- Make sure your pen name is not trademarked. You can check this by doing a quick search on the US Patent and Trademark Office website.
- Be consistent with your pen name. Use the same name on all your writing and author profiles to establish a consistent brand and build your following.
- Be prepared to disclose your real identity to clients or publishers, if necessary.
A name isn’t something you should be changing all the time as that will only serve to confuse your followers and it can hold you back in earning recognition for your work. So, make sure you choose a pen name that you’re happy to live with and continue using from here on out, lest you wish to start over at some point with a new identity.
Downsides of Using a Pen Name
Here are some things to keep in mind when considering freelance writing under a pen name:
- It’s not foolproof — If you want to operate exclusively under your pen name and not expose your personal identity at all, you’ll likely need to form an LLC or another legal entity so that you can sign contracts and file taxes as a company instead of as an individual.
- Authenticity takes time — When using a pen name, it can be harder to establish your brand and build a following because you’re trying to bring a persona to life out of nowhere. If you don’t do a good job bringing the pen name to life, readers may feel disconnected from you as an author.
- Marketing is harder — Marketing and promoting work under a pen name can be difficult because you simply can’t conduct interviews, get on podcasts, or leverage some of those more exciting marketing opportunities. Also, it may be challenging to establish trust with readers if they cannot put a face to the name.
- You might miss opportunities — As your roster of work grows, you might begin to find overlap between the work you’re doing under different pen names, but it can be difficult if not impossible to merge the audiences you have built, which can hold you back.

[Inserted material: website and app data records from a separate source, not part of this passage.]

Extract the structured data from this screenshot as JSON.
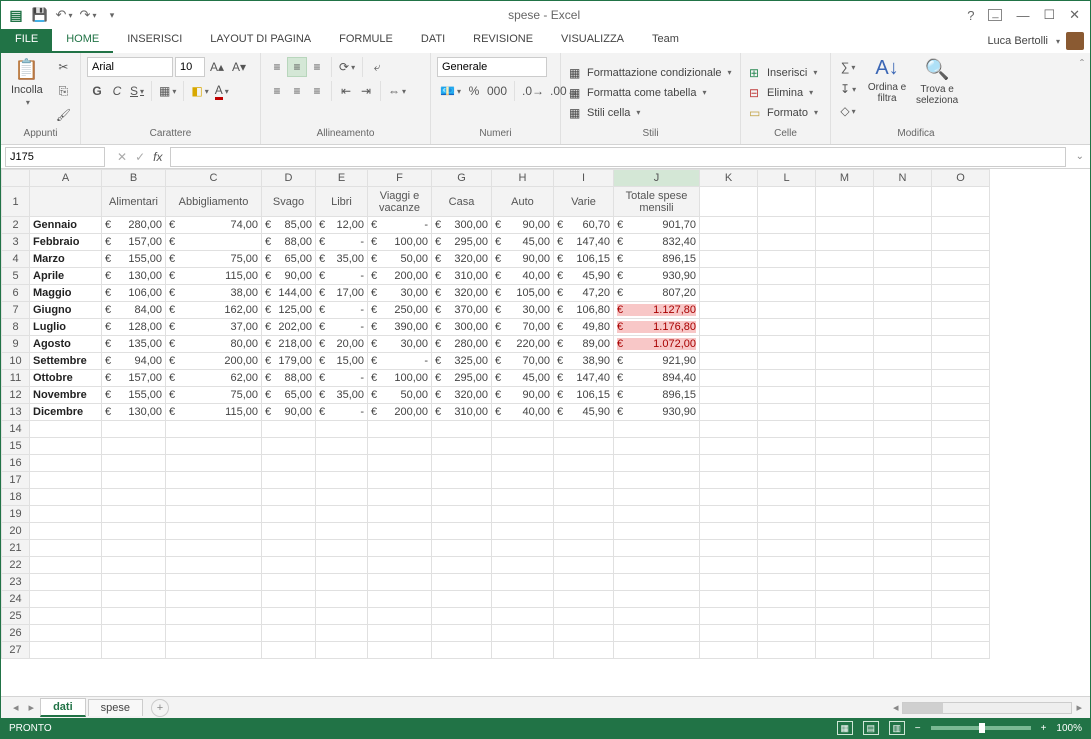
{
  "window": {
    "title": "spese - Excel"
  },
  "user": {
    "name": "Luca Bertolli"
  },
  "tabs": {
    "file": "FILE",
    "home": "HOME",
    "insert": "INSERISCI",
    "layout": "LAYOUT DI PAGINA",
    "formulas": "FORMULE",
    "data": "DATI",
    "review": "REVISIONE",
    "view": "VISUALIZZA",
    "team": "Team"
  },
  "ribbon": {
    "clipboard": {
      "paste": "Incolla",
      "label": "Appunti"
    },
    "font": {
      "name": "Arial",
      "size": "10",
      "label": "Carattere",
      "bold": "G",
      "italic": "C",
      "underline": "S"
    },
    "align": {
      "label": "Allineamento"
    },
    "number": {
      "format": "Generale",
      "label": "Numeri"
    },
    "styles": {
      "cond": "Formattazione condizionale",
      "table": "Formatta come tabella",
      "cell": "Stili cella",
      "label": "Stili"
    },
    "cells": {
      "insert": "Inserisci",
      "delete": "Elimina",
      "format": "Formato",
      "label": "Celle"
    },
    "editing": {
      "sort": "Ordina e filtra",
      "find": "Trova e seleziona",
      "label": "Modifica"
    }
  },
  "namebox": "J175",
  "sheet": {
    "headers": [
      "",
      "Alimentari",
      "Abbigliamento",
      "Svago",
      "Libri",
      "Viaggi e vacanze",
      "Casa",
      "Auto",
      "Varie",
      "Totale spese mensili"
    ],
    "rows": [
      {
        "m": "Gennaio",
        "v": [
          "280,00",
          "74,00",
          "85,00",
          "12,00",
          "-",
          "300,00",
          "90,00",
          "60,70",
          "901,70"
        ]
      },
      {
        "m": "Febbraio",
        "v": [
          "157,00",
          "",
          "88,00",
          "-",
          "100,00",
          "295,00",
          "45,00",
          "147,40",
          "832,40"
        ]
      },
      {
        "m": "Marzo",
        "v": [
          "155,00",
          "75,00",
          "65,00",
          "35,00",
          "50,00",
          "320,00",
          "90,00",
          "106,15",
          "896,15"
        ]
      },
      {
        "m": "Aprile",
        "v": [
          "130,00",
          "115,00",
          "90,00",
          "-",
          "200,00",
          "310,00",
          "40,00",
          "45,90",
          "930,90"
        ]
      },
      {
        "m": "Maggio",
        "v": [
          "106,00",
          "38,00",
          "144,00",
          "17,00",
          "30,00",
          "320,00",
          "105,00",
          "47,20",
          "807,20"
        ]
      },
      {
        "m": "Giugno",
        "v": [
          "84,00",
          "162,00",
          "125,00",
          "-",
          "250,00",
          "370,00",
          "30,00",
          "106,80",
          "1.127,80"
        ],
        "hl": true
      },
      {
        "m": "Luglio",
        "v": [
          "128,00",
          "37,00",
          "202,00",
          "-",
          "390,00",
          "300,00",
          "70,00",
          "49,80",
          "1.176,80"
        ],
        "hl": true
      },
      {
        "m": "Agosto",
        "v": [
          "135,00",
          "80,00",
          "218,00",
          "20,00",
          "30,00",
          "280,00",
          "220,00",
          "89,00",
          "1.072,00"
        ],
        "hl": true
      },
      {
        "m": "Settembre",
        "v": [
          "94,00",
          "200,00",
          "179,00",
          "15,00",
          "-",
          "325,00",
          "70,00",
          "38,90",
          "921,90"
        ]
      },
      {
        "m": "Ottobre",
        "v": [
          "157,00",
          "62,00",
          "88,00",
          "-",
          "100,00",
          "295,00",
          "45,00",
          "147,40",
          "894,40"
        ]
      },
      {
        "m": "Novembre",
        "v": [
          "155,00",
          "75,00",
          "65,00",
          "35,00",
          "50,00",
          "320,00",
          "90,00",
          "106,15",
          "896,15"
        ]
      },
      {
        "m": "Dicembre",
        "v": [
          "130,00",
          "115,00",
          "90,00",
          "-",
          "200,00",
          "310,00",
          "40,00",
          "45,90",
          "930,90"
        ]
      }
    ]
  },
  "sheetTabs": {
    "active": "dati",
    "other": "spese"
  },
  "status": {
    "ready": "PRONTO",
    "zoom": "100%"
  }
}
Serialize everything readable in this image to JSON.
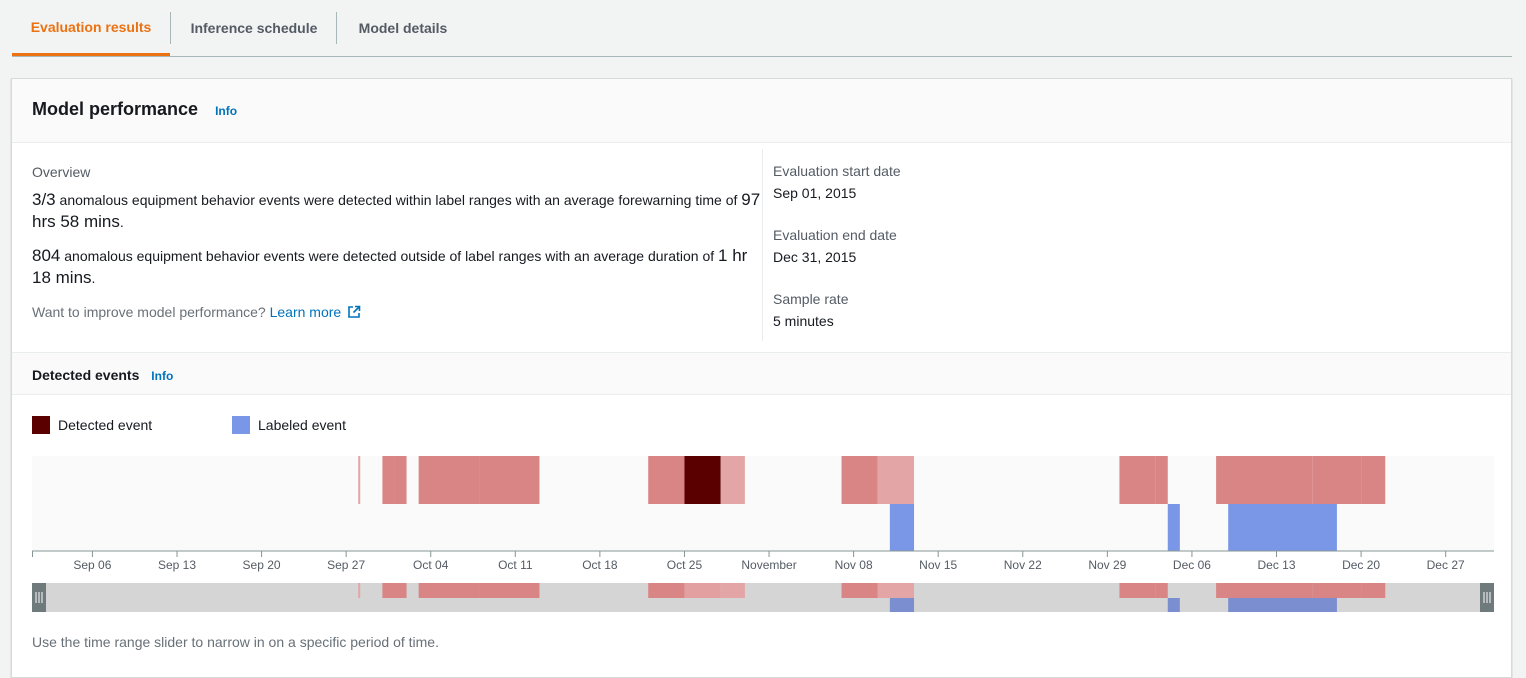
{
  "tabs": [
    {
      "label": "Evaluation results",
      "active": true
    },
    {
      "label": "Inference schedule",
      "active": false
    },
    {
      "label": "Model details",
      "active": false
    }
  ],
  "panel": {
    "title": "Model performance",
    "info_label": "Info",
    "overview_label": "Overview",
    "line1": {
      "count": "3/3",
      "text": " anomalous equipment behavior events were detected within label ranges with an average forewarning time of ",
      "duration": "97 hrs 58 mins",
      "suffix": "."
    },
    "line2": {
      "count": "804",
      "text": " anomalous equipment behavior events were detected outside of label ranges with an average duration of ",
      "duration": "1 hr 18 mins",
      "suffix": "."
    },
    "improve_text": "Want to improve model performance?",
    "learn_more": "Learn more",
    "eval_start_label": "Evaluation start date",
    "eval_start_value": "Sep 01, 2015",
    "eval_end_label": "Evaluation end date",
    "eval_end_value": "Dec 31, 2015",
    "sample_rate_label": "Sample rate",
    "sample_rate_value": "5 minutes"
  },
  "events": {
    "title": "Detected events",
    "info_label": "Info",
    "legend": [
      {
        "label": "Detected event",
        "color": "#5a0000"
      },
      {
        "label": "Labeled event",
        "color": "#7a96e6"
      }
    ],
    "slider_hint": "Use the time range slider to narrow in on a specific period of time."
  },
  "chart_data": {
    "type": "timeline",
    "x_range": [
      "2015-09-01",
      "2015-12-31"
    ],
    "tick_labels": [
      "Sep 06",
      "Sep 13",
      "Sep 20",
      "Sep 27",
      "Oct 04",
      "Oct 11",
      "Oct 18",
      "Oct 25",
      "November",
      "Nov 08",
      "Nov 15",
      "Nov 22",
      "Nov 29",
      "Dec 06",
      "Dec 13",
      "Dec 20",
      "Dec 27"
    ],
    "detected_events": [
      {
        "start": "2015-09-28",
        "end": "2015-09-28",
        "intensity": 0.4
      },
      {
        "start": "2015-09-30",
        "end": "2015-10-01",
        "intensity": 0.5
      },
      {
        "start": "2015-10-01",
        "end": "2015-10-02",
        "intensity": 0.5
      },
      {
        "start": "2015-10-03",
        "end": "2015-10-08",
        "intensity": 0.55
      },
      {
        "start": "2015-10-08",
        "end": "2015-10-13",
        "intensity": 0.5
      },
      {
        "start": "2015-10-22",
        "end": "2015-10-25",
        "intensity": 0.55
      },
      {
        "start": "2015-10-25",
        "end": "2015-10-28",
        "intensity": 1.0
      },
      {
        "start": "2015-10-28",
        "end": "2015-10-30",
        "intensity": 0.35
      },
      {
        "start": "2015-11-07",
        "end": "2015-11-10",
        "intensity": 0.55
      },
      {
        "start": "2015-11-10",
        "end": "2015-11-13",
        "intensity": 0.35
      },
      {
        "start": "2015-11-30",
        "end": "2015-12-03",
        "intensity": 0.55
      },
      {
        "start": "2015-12-03",
        "end": "2015-12-04",
        "intensity": 0.5
      },
      {
        "start": "2015-12-08",
        "end": "2015-12-16",
        "intensity": 0.55
      },
      {
        "start": "2015-12-16",
        "end": "2015-12-19",
        "intensity": 0.5
      },
      {
        "start": "2015-12-19",
        "end": "2015-12-20",
        "intensity": 0.45
      },
      {
        "start": "2015-12-20",
        "end": "2015-12-22",
        "intensity": 0.5
      }
    ],
    "labeled_events": [
      {
        "start": "2015-11-11",
        "end": "2015-11-13"
      },
      {
        "start": "2015-12-04",
        "end": "2015-12-05"
      },
      {
        "start": "2015-12-09",
        "end": "2015-12-18"
      }
    ]
  }
}
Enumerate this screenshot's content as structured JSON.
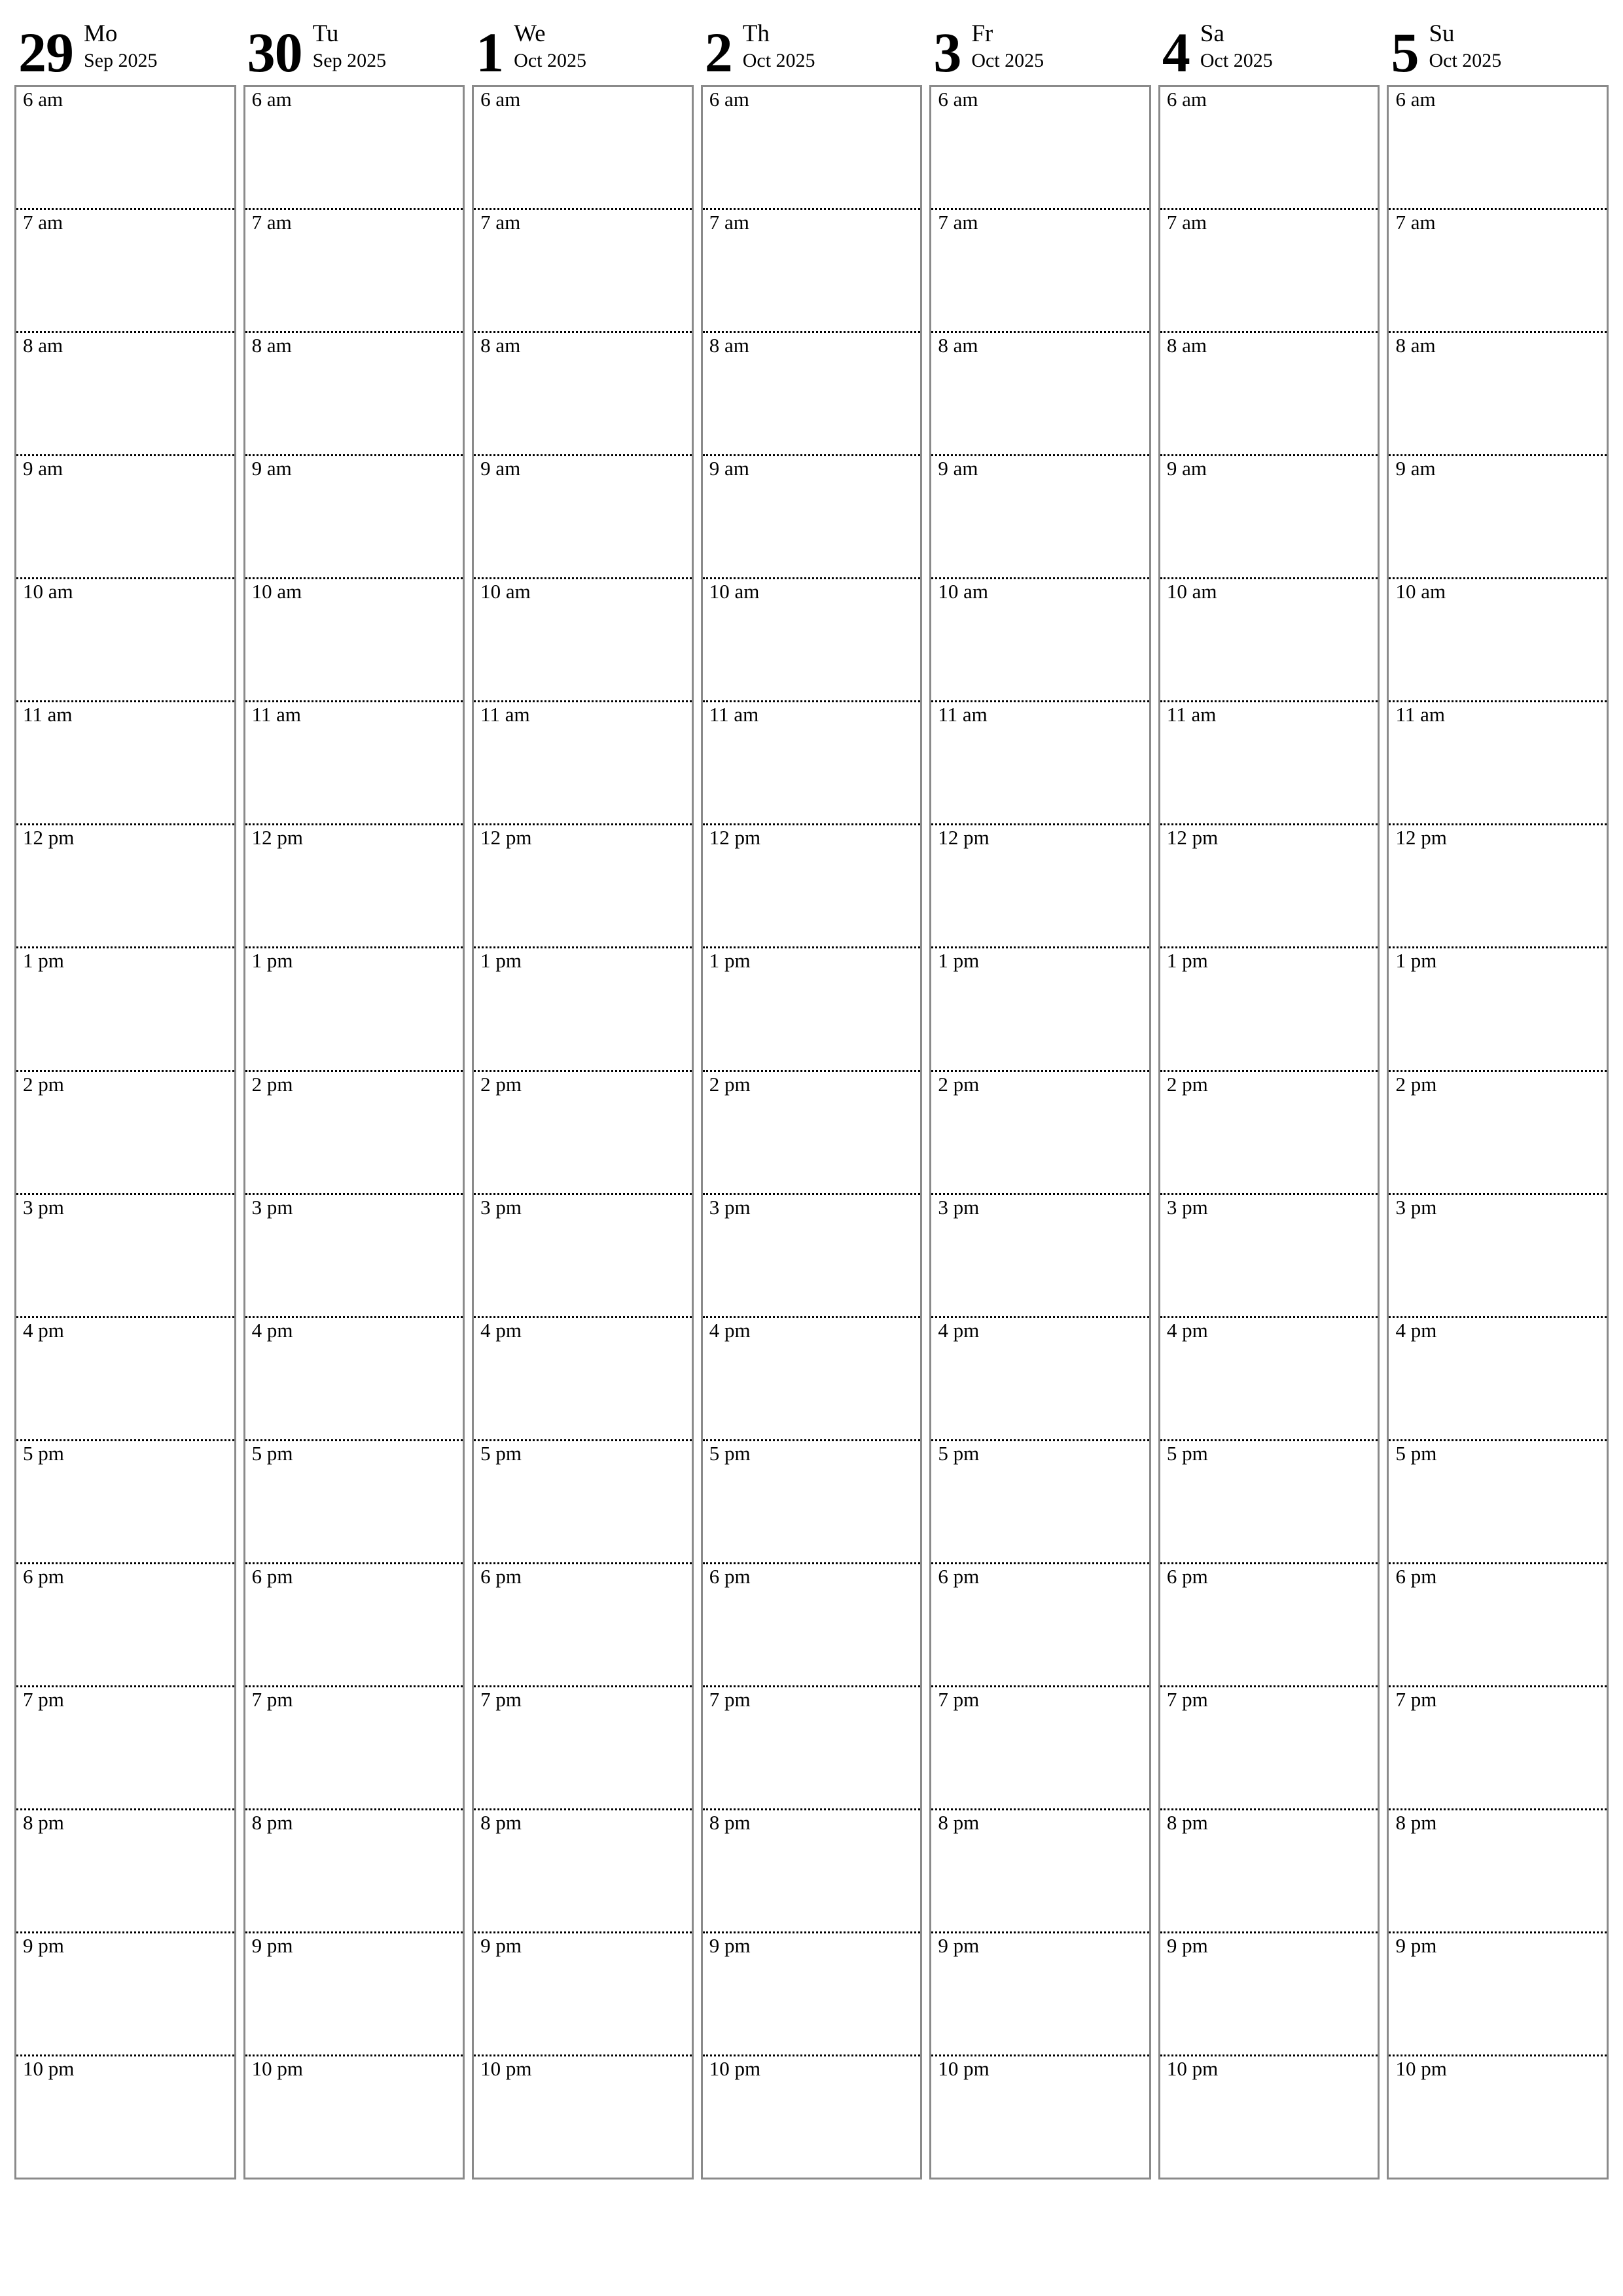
{
  "document": {
    "kind": "weekly-hourly-planner",
    "orientation": "portrait",
    "page_background": "#ffffff",
    "grid_border_color": "#8a8a8a",
    "divider_color": "#000000",
    "text_color": "#000000"
  },
  "hours": [
    "6 am",
    "7 am",
    "8 am",
    "9 am",
    "10 am",
    "11 am",
    "12 pm",
    "1 pm",
    "2 pm",
    "3 pm",
    "4 pm",
    "5 pm",
    "6 pm",
    "7 pm",
    "8 pm",
    "9 pm",
    "10 pm"
  ],
  "days": [
    {
      "number": "29",
      "weekday": "Mo",
      "month_year": "Sep 2025"
    },
    {
      "number": "30",
      "weekday": "Tu",
      "month_year": "Sep 2025"
    },
    {
      "number": "1",
      "weekday": "We",
      "month_year": "Oct 2025"
    },
    {
      "number": "2",
      "weekday": "Th",
      "month_year": "Oct 2025"
    },
    {
      "number": "3",
      "weekday": "Fr",
      "month_year": "Oct 2025"
    },
    {
      "number": "4",
      "weekday": "Sa",
      "month_year": "Oct 2025"
    },
    {
      "number": "5",
      "weekday": "Su",
      "month_year": "Oct 2025"
    }
  ]
}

Over the years, countless writers have come clean and “claimed” the identities of their famous pen names, but sometimes it’s met with backlash. Readers might feel deceived or have trouble relating to you after having associated your work with a whole other person for so long. These concerns might not seem like a big deal, but it’s important to consider them before you start letting a pen name take all the credit for your work.
Speaking of taking credit, there’s a relevant topic I want to address very briefly…
Ghostwriting vs. Pen Names
When you write under a pen name, you are disguising your identity but you’re also retaining all rights to the published work. That means you get to keep 100% of the royalties and whatever other profits or financial benefits result from the content.
Ghostwriting, on the other hand, doesn’t involve a pen name. Instead, a ghostwriter creates a piece of content, such as a book, article, or speech, on behalf of someone else and that person is credited as the author. Ghostwriters typically negotiate a flat fee, but their client ultimately owns the work, so they may get to keep any royalties and other profits for themselves (it all depends on your contract).
Just like a pen name, ghostwriting won’t reveal your identity to readers, but the person that you are ghostwriting for will own the copyright to whatever content you create for them. Memoirs, fiction works, website content, and so many other forms of writing are often ghostwritten and it can be a pretty profitable field.
Make a Name for Yourself
As a ghostwriter of nearly a decade, let me tell you that, despite all my introverted tendencies, it’s pretty cool to see *my* name in print!
While I used to adore writing under the veil of a ghostwriter, I began seeking out more and more opportunities to take credit for my work over the years. And, as a ghostwriter, I often felt like I was starting from square one even though I had thousands of words secretly under my belt.
So, before you willingly choose to not work in your own name, I’d suggest you take the time to consider your long-term plans. If you’d like to chat with some professional freelance writers, pen namers, and ghostwriters, let me invite you over to the Society of Writers — a mentoring community for writers like you! Claim your invitation now and start chatting.